## Records for the exercise
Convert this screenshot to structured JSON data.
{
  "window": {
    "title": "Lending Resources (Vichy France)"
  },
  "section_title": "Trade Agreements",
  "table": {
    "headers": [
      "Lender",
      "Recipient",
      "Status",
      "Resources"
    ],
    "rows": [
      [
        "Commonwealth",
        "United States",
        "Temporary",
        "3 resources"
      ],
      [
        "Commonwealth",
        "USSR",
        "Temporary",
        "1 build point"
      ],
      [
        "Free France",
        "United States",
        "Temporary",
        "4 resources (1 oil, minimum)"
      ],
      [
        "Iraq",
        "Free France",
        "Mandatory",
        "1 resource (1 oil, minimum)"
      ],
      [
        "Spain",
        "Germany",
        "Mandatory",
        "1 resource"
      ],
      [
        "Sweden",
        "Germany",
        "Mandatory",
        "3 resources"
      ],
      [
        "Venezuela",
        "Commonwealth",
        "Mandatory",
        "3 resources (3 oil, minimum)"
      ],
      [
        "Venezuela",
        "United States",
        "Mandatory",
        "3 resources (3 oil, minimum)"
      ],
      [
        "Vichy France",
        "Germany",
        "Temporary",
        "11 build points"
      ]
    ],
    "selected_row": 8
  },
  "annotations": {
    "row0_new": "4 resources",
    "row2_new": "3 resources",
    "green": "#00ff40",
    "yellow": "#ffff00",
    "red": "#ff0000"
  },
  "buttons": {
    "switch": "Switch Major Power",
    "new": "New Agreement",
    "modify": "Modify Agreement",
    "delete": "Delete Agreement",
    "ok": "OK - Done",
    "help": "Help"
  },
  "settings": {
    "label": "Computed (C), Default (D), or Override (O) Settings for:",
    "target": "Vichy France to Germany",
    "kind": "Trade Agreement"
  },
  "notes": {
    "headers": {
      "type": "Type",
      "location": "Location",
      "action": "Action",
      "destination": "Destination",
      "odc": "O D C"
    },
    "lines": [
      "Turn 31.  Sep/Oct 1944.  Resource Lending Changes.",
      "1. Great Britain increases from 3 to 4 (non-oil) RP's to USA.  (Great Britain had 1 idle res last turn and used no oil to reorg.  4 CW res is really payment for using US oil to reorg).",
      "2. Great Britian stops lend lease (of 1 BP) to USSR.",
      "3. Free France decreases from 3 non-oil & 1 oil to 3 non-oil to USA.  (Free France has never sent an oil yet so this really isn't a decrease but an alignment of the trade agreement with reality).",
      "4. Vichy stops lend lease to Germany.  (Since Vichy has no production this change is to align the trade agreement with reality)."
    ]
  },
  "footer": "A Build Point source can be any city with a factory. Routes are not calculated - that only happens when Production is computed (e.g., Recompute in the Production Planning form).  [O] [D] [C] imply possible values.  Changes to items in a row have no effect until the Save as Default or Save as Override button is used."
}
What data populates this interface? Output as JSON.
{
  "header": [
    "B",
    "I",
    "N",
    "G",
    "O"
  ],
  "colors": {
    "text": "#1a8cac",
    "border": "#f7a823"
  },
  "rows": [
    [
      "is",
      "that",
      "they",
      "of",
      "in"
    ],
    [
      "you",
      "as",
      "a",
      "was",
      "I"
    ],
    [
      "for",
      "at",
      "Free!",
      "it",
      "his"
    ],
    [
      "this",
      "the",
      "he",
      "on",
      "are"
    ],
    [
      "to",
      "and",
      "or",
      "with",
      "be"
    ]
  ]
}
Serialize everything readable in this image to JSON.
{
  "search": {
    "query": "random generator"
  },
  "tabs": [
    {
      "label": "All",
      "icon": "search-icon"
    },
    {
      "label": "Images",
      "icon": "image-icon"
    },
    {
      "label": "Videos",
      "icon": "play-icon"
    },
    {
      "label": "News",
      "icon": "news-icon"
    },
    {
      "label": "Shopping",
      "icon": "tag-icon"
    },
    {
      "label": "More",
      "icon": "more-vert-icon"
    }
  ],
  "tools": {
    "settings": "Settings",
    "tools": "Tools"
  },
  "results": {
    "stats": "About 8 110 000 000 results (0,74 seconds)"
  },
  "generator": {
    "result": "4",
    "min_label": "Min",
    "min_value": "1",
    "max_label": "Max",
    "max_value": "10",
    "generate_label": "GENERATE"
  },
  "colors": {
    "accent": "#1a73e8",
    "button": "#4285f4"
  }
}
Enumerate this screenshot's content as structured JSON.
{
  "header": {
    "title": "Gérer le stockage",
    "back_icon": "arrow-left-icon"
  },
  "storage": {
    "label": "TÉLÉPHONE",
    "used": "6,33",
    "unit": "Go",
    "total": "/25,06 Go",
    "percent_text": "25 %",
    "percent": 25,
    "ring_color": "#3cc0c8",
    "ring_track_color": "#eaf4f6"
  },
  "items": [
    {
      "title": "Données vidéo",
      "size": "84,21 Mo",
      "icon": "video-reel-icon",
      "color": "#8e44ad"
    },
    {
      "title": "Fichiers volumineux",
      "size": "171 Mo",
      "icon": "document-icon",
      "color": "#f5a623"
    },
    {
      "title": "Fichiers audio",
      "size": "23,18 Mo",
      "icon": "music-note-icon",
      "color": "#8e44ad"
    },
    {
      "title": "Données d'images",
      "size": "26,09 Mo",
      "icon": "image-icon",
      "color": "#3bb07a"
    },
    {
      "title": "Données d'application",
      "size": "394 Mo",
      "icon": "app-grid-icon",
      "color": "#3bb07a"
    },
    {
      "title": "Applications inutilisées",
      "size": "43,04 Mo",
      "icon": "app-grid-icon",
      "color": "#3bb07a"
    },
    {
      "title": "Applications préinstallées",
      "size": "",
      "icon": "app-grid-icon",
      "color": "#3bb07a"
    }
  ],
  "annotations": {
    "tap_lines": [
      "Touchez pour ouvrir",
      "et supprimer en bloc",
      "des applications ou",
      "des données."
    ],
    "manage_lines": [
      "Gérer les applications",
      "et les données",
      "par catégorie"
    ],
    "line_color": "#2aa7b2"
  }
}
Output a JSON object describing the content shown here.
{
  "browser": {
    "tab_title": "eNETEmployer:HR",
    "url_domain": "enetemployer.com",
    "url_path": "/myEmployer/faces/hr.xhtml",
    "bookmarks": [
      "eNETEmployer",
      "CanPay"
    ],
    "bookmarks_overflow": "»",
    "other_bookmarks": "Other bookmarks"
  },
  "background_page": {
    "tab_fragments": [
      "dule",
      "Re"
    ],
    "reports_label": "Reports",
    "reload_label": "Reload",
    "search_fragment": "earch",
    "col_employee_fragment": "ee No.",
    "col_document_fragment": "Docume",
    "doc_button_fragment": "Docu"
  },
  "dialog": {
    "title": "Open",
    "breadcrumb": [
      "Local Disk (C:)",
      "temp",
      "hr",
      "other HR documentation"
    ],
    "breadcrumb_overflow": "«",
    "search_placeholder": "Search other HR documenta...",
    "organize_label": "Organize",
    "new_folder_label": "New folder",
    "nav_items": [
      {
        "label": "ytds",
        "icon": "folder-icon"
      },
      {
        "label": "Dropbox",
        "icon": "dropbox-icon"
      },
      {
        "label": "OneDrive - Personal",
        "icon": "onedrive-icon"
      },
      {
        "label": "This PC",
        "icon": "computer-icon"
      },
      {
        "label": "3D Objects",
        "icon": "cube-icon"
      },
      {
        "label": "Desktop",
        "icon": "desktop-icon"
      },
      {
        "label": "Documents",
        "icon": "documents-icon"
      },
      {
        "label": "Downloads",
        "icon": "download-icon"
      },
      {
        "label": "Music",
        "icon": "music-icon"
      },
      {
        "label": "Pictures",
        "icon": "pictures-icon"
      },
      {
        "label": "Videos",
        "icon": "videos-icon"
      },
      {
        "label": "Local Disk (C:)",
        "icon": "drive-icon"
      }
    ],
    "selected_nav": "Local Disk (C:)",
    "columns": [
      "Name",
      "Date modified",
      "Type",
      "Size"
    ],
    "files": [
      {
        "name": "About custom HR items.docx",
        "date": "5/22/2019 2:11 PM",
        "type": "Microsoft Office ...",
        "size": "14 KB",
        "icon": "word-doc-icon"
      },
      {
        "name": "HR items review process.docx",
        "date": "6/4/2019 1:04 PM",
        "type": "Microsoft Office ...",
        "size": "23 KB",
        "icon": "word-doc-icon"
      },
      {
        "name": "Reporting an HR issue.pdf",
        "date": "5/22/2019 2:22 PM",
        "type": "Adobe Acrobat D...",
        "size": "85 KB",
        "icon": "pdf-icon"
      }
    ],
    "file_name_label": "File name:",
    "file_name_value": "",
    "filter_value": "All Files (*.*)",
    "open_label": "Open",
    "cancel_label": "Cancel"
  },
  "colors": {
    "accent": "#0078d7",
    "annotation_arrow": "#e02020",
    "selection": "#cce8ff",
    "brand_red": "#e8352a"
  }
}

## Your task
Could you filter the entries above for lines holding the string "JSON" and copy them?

## Task answer
Convert this screenshot to structured JSON data.
What data populates this interface? Output as JSON.
Serialize everything readable in this image to JSON.
Enumerate this screenshot's content as structured JSON.
Output a JSON object describing the content shown here.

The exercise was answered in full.